The final paper on the significance of the Taylor‑Schechter Genizah Collection was given by Professor Gideon Bohak who heads the Department of Jewish Philosophy and Religious Studies at Tel Aviv University. Dealing with his specialist field of Jewish magic, he demonstrated how much easier it was for the researcher to deal with conserved Genizah materials, which were in specific locations and had clear classmarks, than to struggle with artefacts such as Babylonian incantation bowls which often had very dubious origins and questionable ownership. Professor Bohak explained the trade in amulets, the historical continuity of many magical traditions, and the degree to which this kind of material illuminated social history, cross‑cultural borrowings and the struggle between popular and authoritative religiosity.
In the final section of the Seminar, the current head of the Genizah Research Unit, Dr Ben Outhwaite, pointed out that the Unit, and indeed the University Library, was keen to find the necessary funding to continue all the projects which had been ongoing for a number of years, as well as undertaking new ones. He made specific reference to the most recent work on the newly loaned Mosseri Collection and to its special problems of conservation. He also updated the audience on a exciting project, for which funding of £1m had just been promised by the Friedberg Genizah Project in New York, and which would ensure that within about three years every Cambridge Genizah fragment would be digitally scanned and made available online by both Cambridge University Library and the Friedberg Genizah Project.

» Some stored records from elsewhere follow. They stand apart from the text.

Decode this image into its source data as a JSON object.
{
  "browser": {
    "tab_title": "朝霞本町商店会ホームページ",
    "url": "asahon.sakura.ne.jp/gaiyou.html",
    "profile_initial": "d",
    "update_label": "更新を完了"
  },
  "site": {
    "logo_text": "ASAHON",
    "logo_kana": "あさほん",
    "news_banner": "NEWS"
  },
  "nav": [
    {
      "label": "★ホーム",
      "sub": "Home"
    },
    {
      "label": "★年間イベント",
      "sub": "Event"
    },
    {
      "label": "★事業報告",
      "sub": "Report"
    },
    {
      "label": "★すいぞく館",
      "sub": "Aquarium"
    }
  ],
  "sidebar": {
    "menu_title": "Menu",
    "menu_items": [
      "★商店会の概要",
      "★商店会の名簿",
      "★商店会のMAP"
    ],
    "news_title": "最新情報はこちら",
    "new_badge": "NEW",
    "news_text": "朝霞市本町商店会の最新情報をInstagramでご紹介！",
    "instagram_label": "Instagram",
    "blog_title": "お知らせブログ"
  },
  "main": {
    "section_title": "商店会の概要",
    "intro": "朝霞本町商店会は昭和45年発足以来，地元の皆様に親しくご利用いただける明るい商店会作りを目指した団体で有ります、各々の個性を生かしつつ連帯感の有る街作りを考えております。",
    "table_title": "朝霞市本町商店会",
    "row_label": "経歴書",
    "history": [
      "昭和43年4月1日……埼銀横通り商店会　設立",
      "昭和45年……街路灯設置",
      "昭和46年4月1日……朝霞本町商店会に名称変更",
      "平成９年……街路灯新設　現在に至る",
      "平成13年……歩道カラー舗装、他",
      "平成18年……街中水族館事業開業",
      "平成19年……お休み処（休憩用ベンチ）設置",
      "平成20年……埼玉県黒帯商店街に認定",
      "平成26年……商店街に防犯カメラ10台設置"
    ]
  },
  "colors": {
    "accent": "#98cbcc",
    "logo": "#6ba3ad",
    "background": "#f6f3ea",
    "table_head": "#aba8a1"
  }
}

Professor Reif then summarized what he felt had been learned during the day, especially from the life and work of Charles Taylor. Scholars should promote a love of learning and an industrious enthusiasm for explaining its ramifications and publicising their findings. They should encourage co‑operative research, rise above their religious and national differences, and leave a legacy significant enough to ensure the future continuity of their scholarship. He thanked the Master and the College for their generous support, the lecturers for their contributions and the audience for its participation. He hoped that as a result of the Seminar it might be possible to raise the funds to endow another research post in the Unit, possibly, as a tribute to Taylor, with a Johnian connection.
SCR 4 November 2008